Susan for Susan Explores Chemical Processes to Create Unique Lamps
Kevin and John Watts left behind architecture school and an advertising career, respectively, to form Susan for Susan. “We set out to create products that visually question how they’re made,” Kevin Watts explains. The unique shapes and textures of their lamps are developed by exploring the reaction between Styrofoam and acetone, which acts as a solvent on the foam.
In an 1890’s former barn just north of Toronto, the brothers fashion molds by dripping the chemical with a syringe onto foam blocks, eroding the material in patterns sketched out beforehand. The voids generated are filled with a cement and sand mixture that’s pigmented with iron oxide and a metal framework for the wiring, and then cast. The resulting piece is power-washed and hand-polished, sometimes leaving small white flecks of the foam, a trace of their hands-on process. It’s wired and fitted with an aluminum component that fastens to a blown-glass fixture housing an LED bulb.
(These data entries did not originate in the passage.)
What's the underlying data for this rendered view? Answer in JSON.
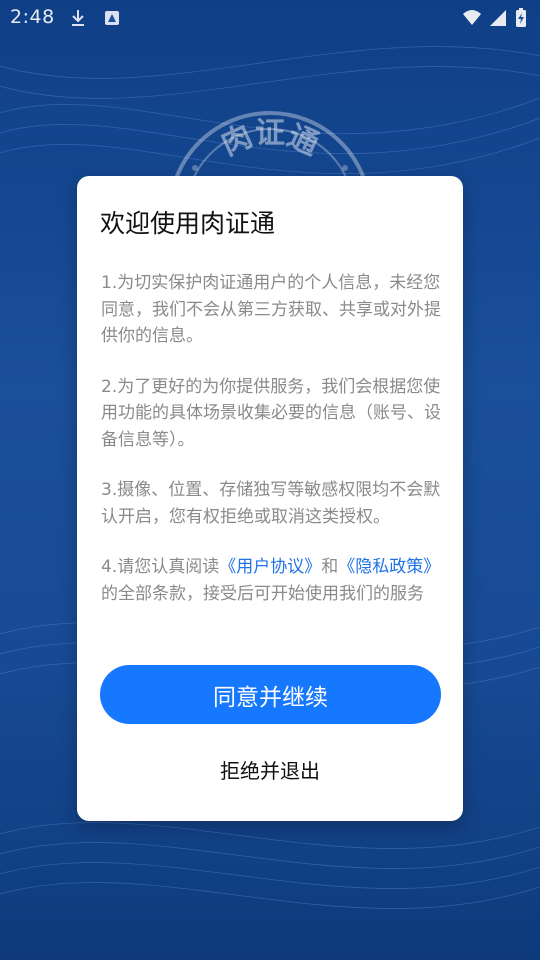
{
  "status_bar": {
    "time": "2:48",
    "icons": [
      "download-icon",
      "app-notification-icon",
      "wifi-icon",
      "signal-icon",
      "battery-charging-icon"
    ]
  },
  "background": {
    "logo_text": "肉证通",
    "color": "#174a93"
  },
  "dialog": {
    "title": "欢迎使用肉证通",
    "terms": [
      {
        "text": "1.为切实保护肉证通用户的个人信息，未经您同意，我们不会从第三方获取、共享或对外提供你的信息。"
      },
      {
        "text": "2.为了更好的为你提供服务，我们会根据您使用功能的具体场景收集必要的信息（账号、设备信息等）。"
      },
      {
        "text": "3.摄像、位置、存储独写等敏感权限均不会默认开启，您有权拒绝或取消这类授权。"
      },
      {
        "prefix": "4.请您认真阅读",
        "user_agreement_link": "《用户协议》",
        "connector": "和",
        "privacy_policy_link": "《隐私政策》",
        "suffix": "的全部条款，接受后可开始使用我们的服务"
      }
    ],
    "agree_button_label": "同意并继续",
    "reject_button_label": "拒绝并退出"
  },
  "colors": {
    "primary": "#1677ff",
    "link": "#1f73e6",
    "body_text": "#8a8a8a",
    "title_text": "#111111"
  }
}
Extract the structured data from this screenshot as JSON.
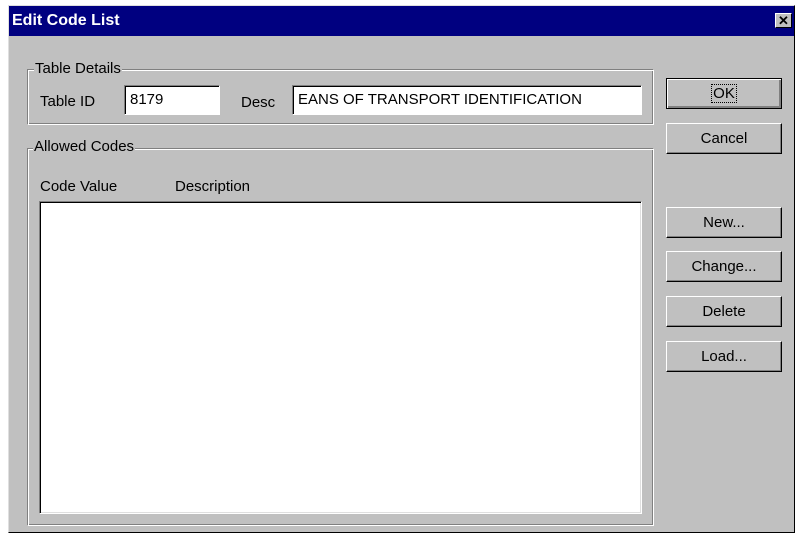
{
  "window": {
    "title": "Edit Code List",
    "close_glyph": "✕"
  },
  "table_details": {
    "group_label": "Table Details",
    "table_id_label": "Table ID",
    "table_id_value": "8179",
    "desc_label": "Desc",
    "desc_value": "EANS OF TRANSPORT IDENTIFICATION"
  },
  "allowed_codes": {
    "group_label": "Allowed Codes",
    "columns": [
      "Code Value",
      "Description"
    ],
    "rows": []
  },
  "buttons": {
    "ok": "OK",
    "cancel": "Cancel",
    "new": "New...",
    "change": "Change...",
    "delete": "Delete",
    "load": "Load..."
  }
}
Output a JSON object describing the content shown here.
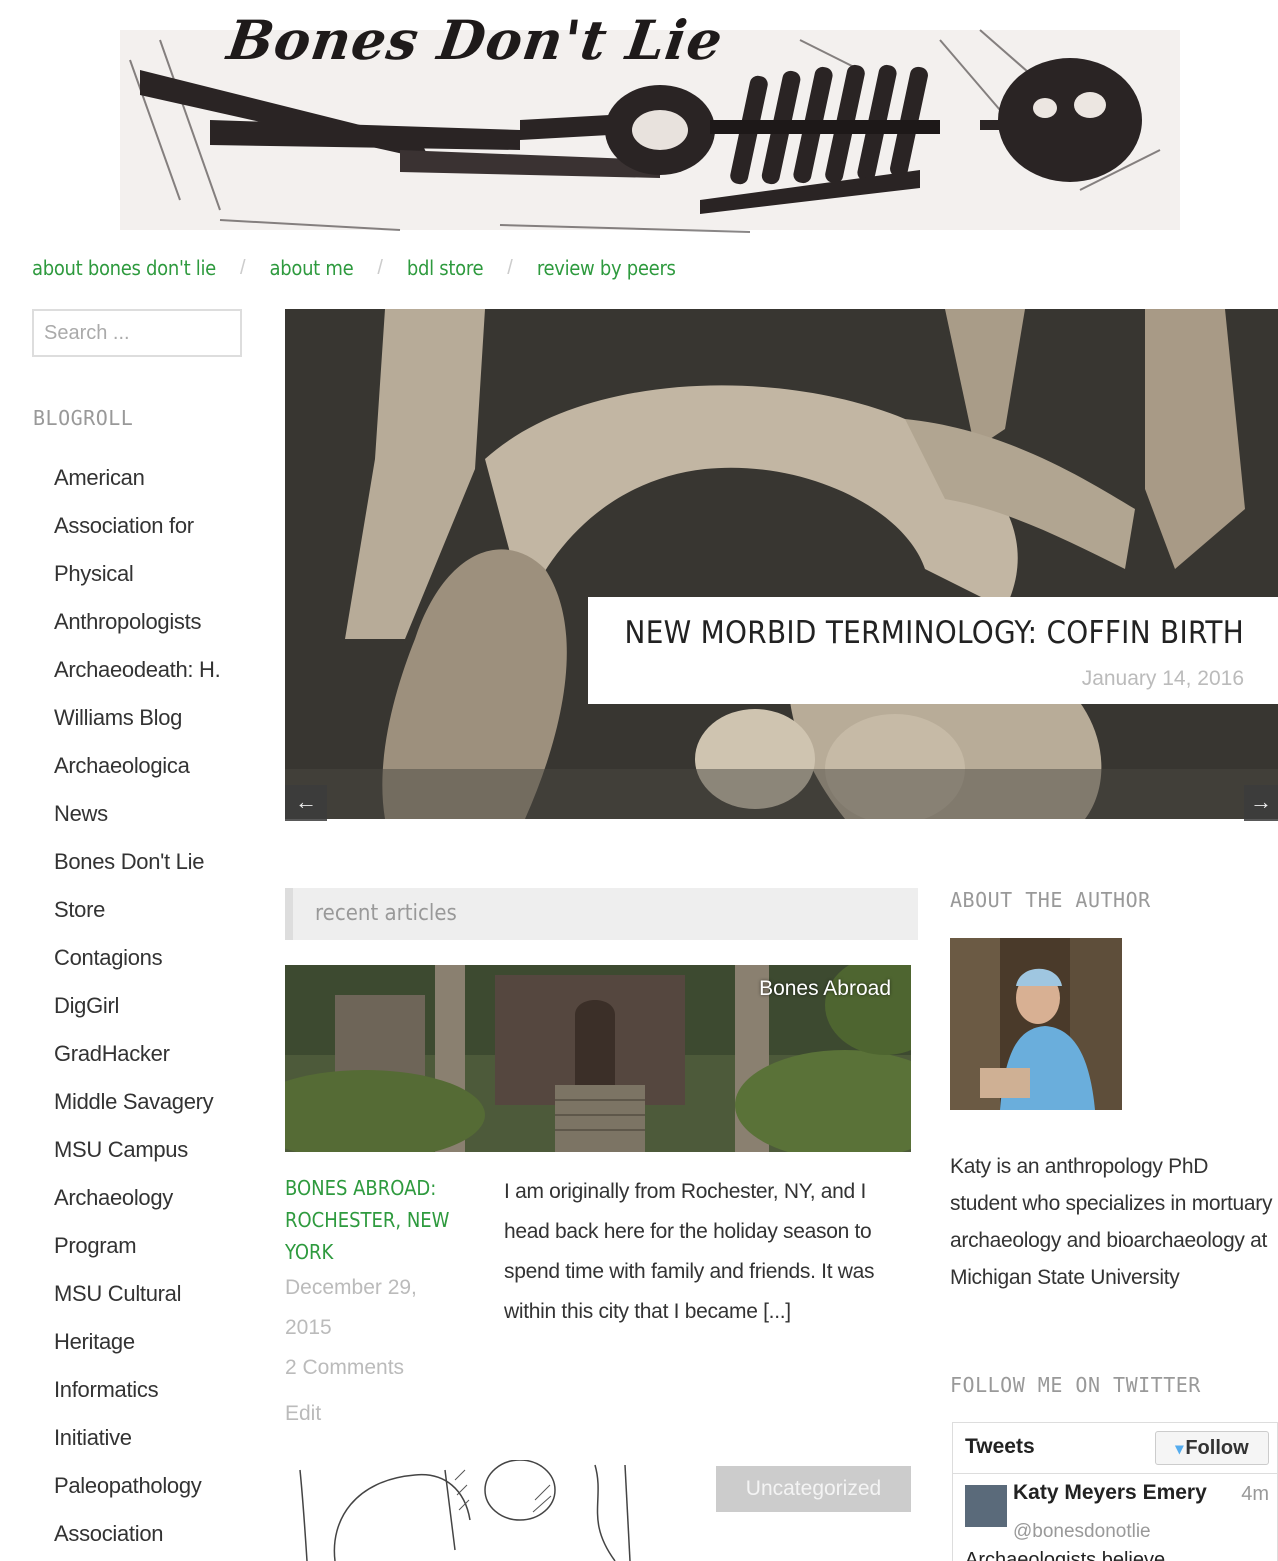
{
  "site": {
    "title": "Bones Don't Lie"
  },
  "nav": [
    "about bones don't lie",
    "about me",
    "bdl store",
    "review by peers"
  ],
  "search": {
    "placeholder": "Search ..."
  },
  "blogroll": {
    "title": "BLOGROLL",
    "lines": [
      "American",
      "Association for",
      "Physical",
      "Anthropologists",
      "Archaeodeath: H.",
      "Williams Blog",
      "Archaeologica",
      "News",
      "Bones Don't Lie",
      "Store",
      "Contagions",
      "DigGirl",
      "GradHacker",
      "Middle Savagery",
      "MSU Campus",
      "Archaeology",
      "Program",
      "MSU Cultural",
      "Heritage",
      "Informatics",
      "Initiative",
      "Paleopathology",
      "Association"
    ]
  },
  "slider": {
    "title": "NEW MORBID TERMINOLOGY: COFFIN BIRTH",
    "date": "January 14, 2016",
    "prev": "←",
    "next": "→"
  },
  "recent": {
    "heading": "recent articles",
    "post": {
      "category": "Bones Abroad",
      "title": "BONES ABROAD: ROCHESTER, NEW YORK",
      "date_line1": "December 29,",
      "date_line2": "2015",
      "comments": "2 Comments",
      "edit": "Edit",
      "excerpt": "I am originally from Rochester, NY, and I head back here for the holiday season to spend time with family and friends. It was within this city that I became [...]"
    },
    "next_category": "Uncategorized"
  },
  "author": {
    "title": "ABOUT THE AUTHOR",
    "bio": "Katy is an anthropology PhD student who specializes in mortuary archaeology and bioarchaeology at Michigan State University"
  },
  "twitter": {
    "title": "FOLLOW ME ON TWITTER",
    "tweets_label": "Tweets",
    "follow_label": "Follow",
    "name": "Katy Meyers Emery",
    "time": "4m",
    "handle": "@bonesdonotlie",
    "text": "Archaeologists believe"
  },
  "colors": {
    "link_green": "#2e9a3e",
    "muted": "#999999"
  }
}
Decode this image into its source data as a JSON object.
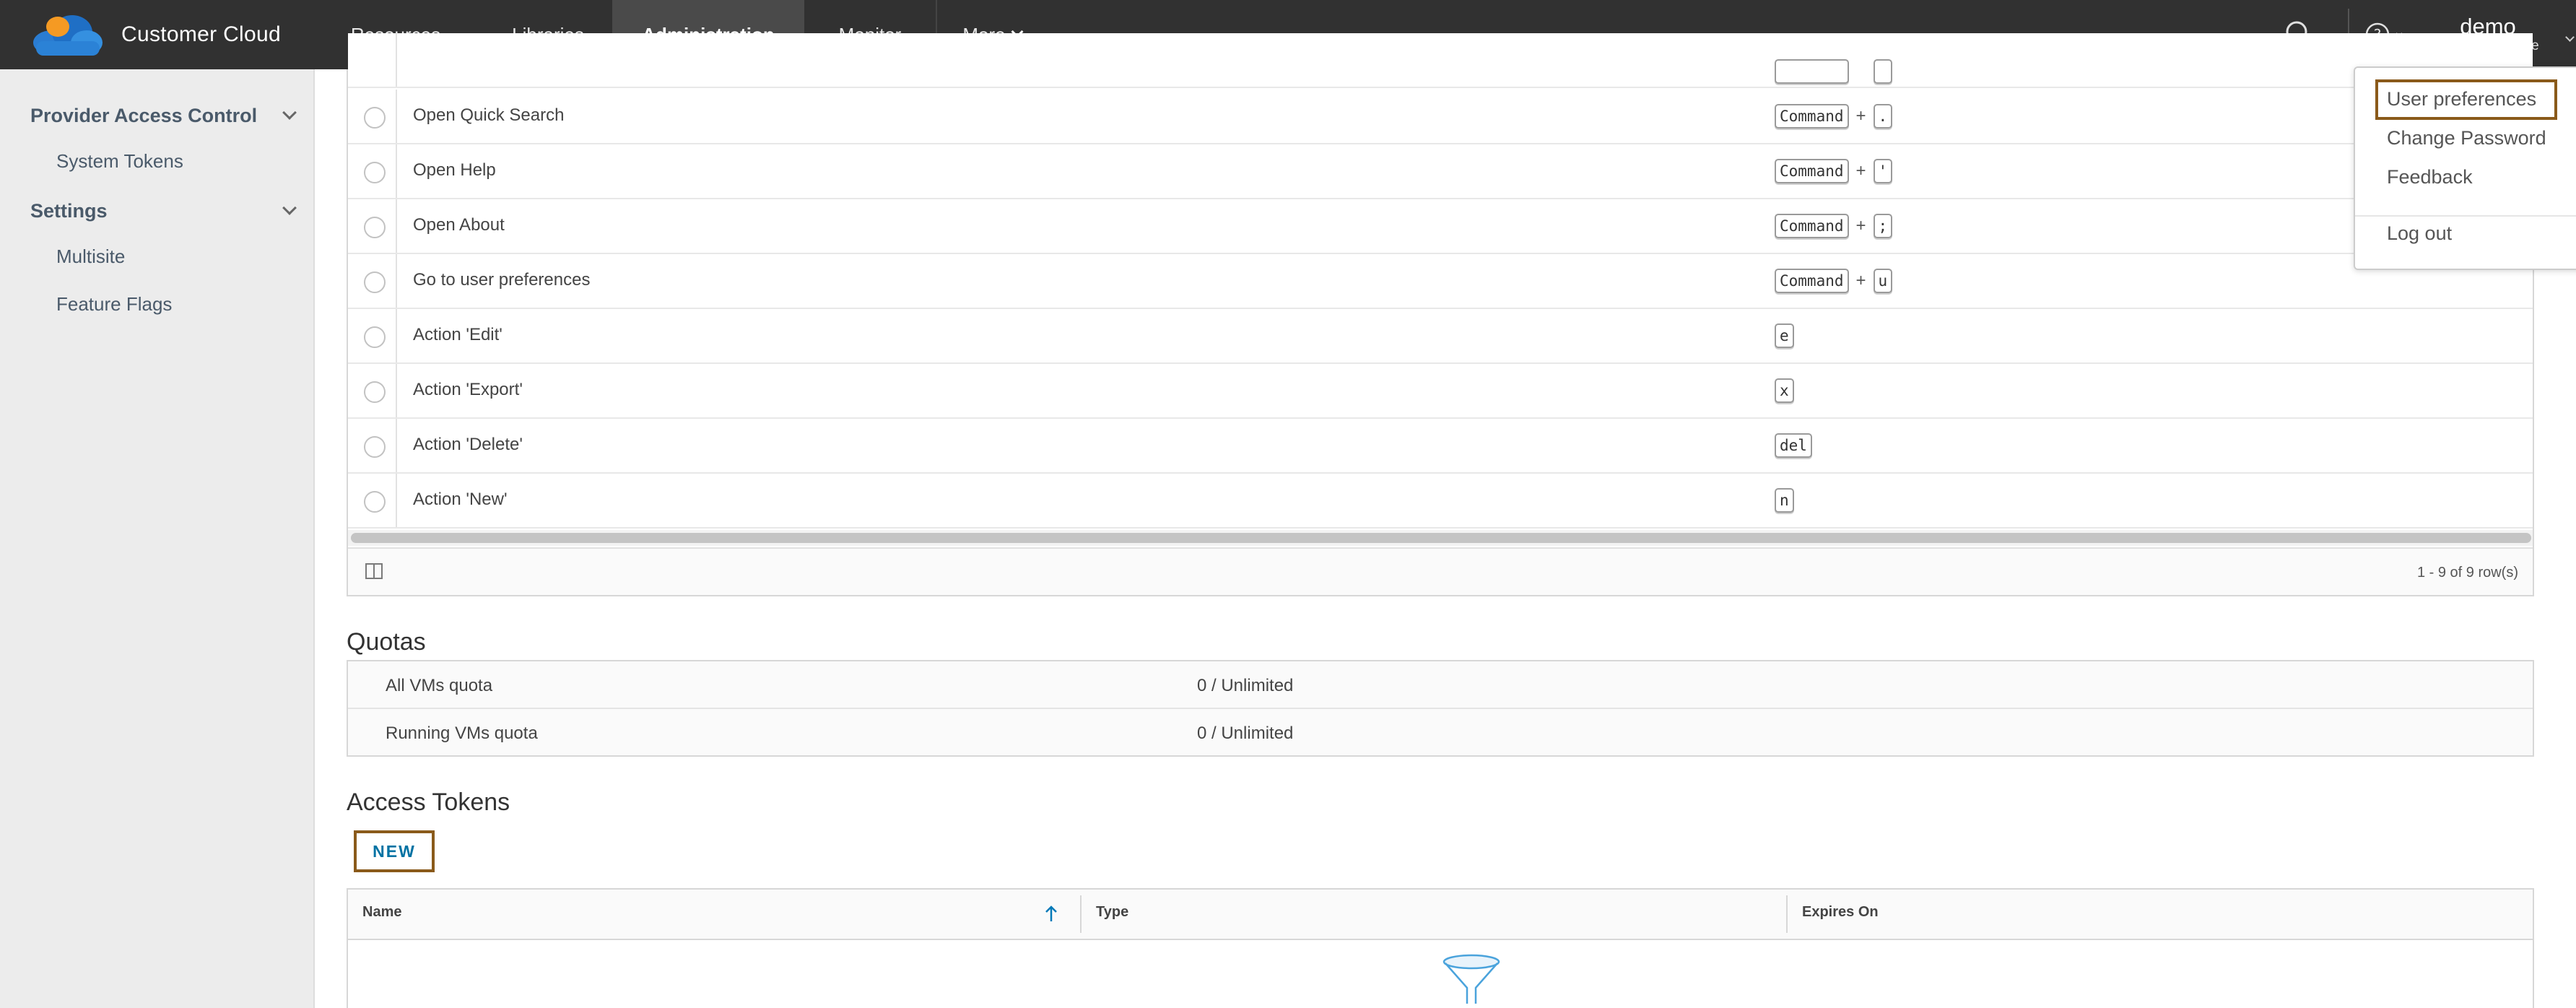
{
  "header": {
    "app_title": "Customer Cloud",
    "nav": [
      {
        "label": "Resources"
      },
      {
        "label": "Libraries"
      },
      {
        "label": "Administration",
        "active": true
      },
      {
        "label": "Monitor"
      },
      {
        "label": "More"
      }
    ],
    "user": {
      "name": "demo",
      "role": "CSE Admin Role"
    }
  },
  "sidebar": {
    "sections": [
      {
        "label": "Provider Access Control",
        "items": [
          {
            "label": "System Tokens"
          }
        ]
      },
      {
        "label": "Settings",
        "items": [
          {
            "label": "Multisite"
          },
          {
            "label": "Feature Flags"
          }
        ]
      }
    ]
  },
  "shortcuts": {
    "rows": [
      {
        "label": "Open Quick Search",
        "keys": [
          "Command",
          "."
        ]
      },
      {
        "label": "Open Help",
        "keys": [
          "Command",
          "'"
        ]
      },
      {
        "label": "Open About",
        "keys": [
          "Command",
          ";"
        ]
      },
      {
        "label": "Go to user preferences",
        "keys": [
          "Command",
          "u"
        ]
      },
      {
        "label": "Action 'Edit'",
        "keys": [
          "e"
        ]
      },
      {
        "label": "Action 'Export'",
        "keys": [
          "x"
        ]
      },
      {
        "label": "Action 'Delete'",
        "keys": [
          "del"
        ]
      },
      {
        "label": "Action 'New'",
        "keys": [
          "n"
        ]
      }
    ],
    "plus_sign": "+",
    "footer_count": "1 - 9 of 9 row(s)"
  },
  "quotas": {
    "title": "Quotas",
    "rows": [
      {
        "label": "All VMs quota",
        "value": "0 / Unlimited"
      },
      {
        "label": "Running VMs quota",
        "value": "0 / Unlimited"
      }
    ]
  },
  "access_tokens": {
    "title": "Access Tokens",
    "new_label": "NEW",
    "columns": [
      "Name",
      "Type",
      "Expires On"
    ]
  },
  "user_menu": {
    "items": [
      "User preferences",
      "Change Password",
      "Feedback",
      "Log out"
    ]
  },
  "colors": {
    "header_bg": "#313131",
    "highlight_border": "#8a5a1a",
    "link_blue": "#0072a3"
  }
}
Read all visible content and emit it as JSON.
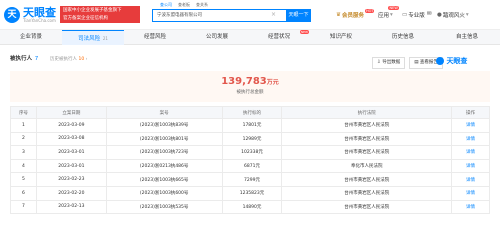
{
  "header": {
    "logo_mark": "天",
    "logo_name": "天眼查",
    "logo_url": "TianYanCha.com",
    "badge_line1": "国家中小企业发展子基金旗下",
    "badge_line2": "官方备案企业征信机构",
    "search_tabs": [
      "查公司",
      "查老板",
      "查关系"
    ],
    "search_value": "宁波东盟电器有限公司",
    "search_button": "天眼一下",
    "nav": {
      "vip": "会员服务",
      "hot": "HOT",
      "app": "应用",
      "app_new": "NEW",
      "pro": "专业版",
      "user": "踏观风火"
    }
  },
  "tabs": [
    {
      "label": "企业背景",
      "num": "",
      "active": false,
      "new": false
    },
    {
      "label": "司法风险",
      "num": "21",
      "active": true,
      "new": false
    },
    {
      "label": "经营风险",
      "num": "",
      "active": false,
      "new": false
    },
    {
      "label": "公司发展",
      "num": "",
      "active": false,
      "new": false
    },
    {
      "label": "经营状况",
      "num": "",
      "active": false,
      "new": true
    },
    {
      "label": "知识产权",
      "num": "",
      "active": false,
      "new": false
    },
    {
      "label": "历史信息",
      "num": "",
      "active": false,
      "new": false
    },
    {
      "label": "自主信息",
      "num": "",
      "active": false,
      "new": false
    }
  ],
  "section": {
    "title": "被执行人",
    "count": "7",
    "history_label": "历史被执行人",
    "history_count": "10",
    "btn_download": "导出数据",
    "btn_report": "查看报告",
    "brand": "天眼查"
  },
  "summary": {
    "amount": "139,783",
    "unit": "万元",
    "label": "被执行总金额"
  },
  "table": {
    "headers": [
      "序号",
      "立案日期",
      "案号",
      "执行标的",
      "执行法院",
      "操作"
    ],
    "rows": [
      {
        "idx": "1",
        "date": "2023-03-09",
        "case": "(2023)浙1003执839号",
        "amount": "17801元",
        "court": "台州市黄岩区人民法院",
        "op": "详情"
      },
      {
        "idx": "2",
        "date": "2023-03-08",
        "case": "(2023)浙1003执801号",
        "amount": "12989元",
        "court": "台州市黄岩区人民法院",
        "op": "详情"
      },
      {
        "idx": "3",
        "date": "2023-03-01",
        "case": "(2023)浙1003执723号",
        "amount": "102338元",
        "court": "台州市黄岩区人民法院",
        "op": "详情"
      },
      {
        "idx": "4",
        "date": "2023-03-01",
        "case": "(2023)浙0213执486号",
        "amount": "6871元",
        "court": "奉化市人民法院",
        "op": "详情"
      },
      {
        "idx": "5",
        "date": "2023-02-23",
        "case": "(2023)浙1003执665号",
        "amount": "7299元",
        "court": "台州市黄岩区人民法院",
        "op": "详情"
      },
      {
        "idx": "6",
        "date": "2023-02-20",
        "case": "(2023)浙1003执600号",
        "amount": "1235823元",
        "court": "台州市黄岩区人民法院",
        "op": "详情"
      },
      {
        "idx": "7",
        "date": "2023-02-13",
        "case": "(2023)浙1003执535号",
        "amount": "14890元",
        "court": "台州市黄岩区人民法院",
        "op": "详情"
      }
    ]
  },
  "colors": {
    "accent": "#0084ff",
    "amount": "#e2574c",
    "badge": "#e73c3c"
  }
}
Experimenting first with smaller lamps, the duo now focuses on almost human-size ones, with custom commissions available. They work in tandem: Older brother John does the metalwork; Kevin sculpts and polishes. “We offer different points of view but have similar interests,” John Watts says. As for the studio name? Susan is their mom. Bright idea.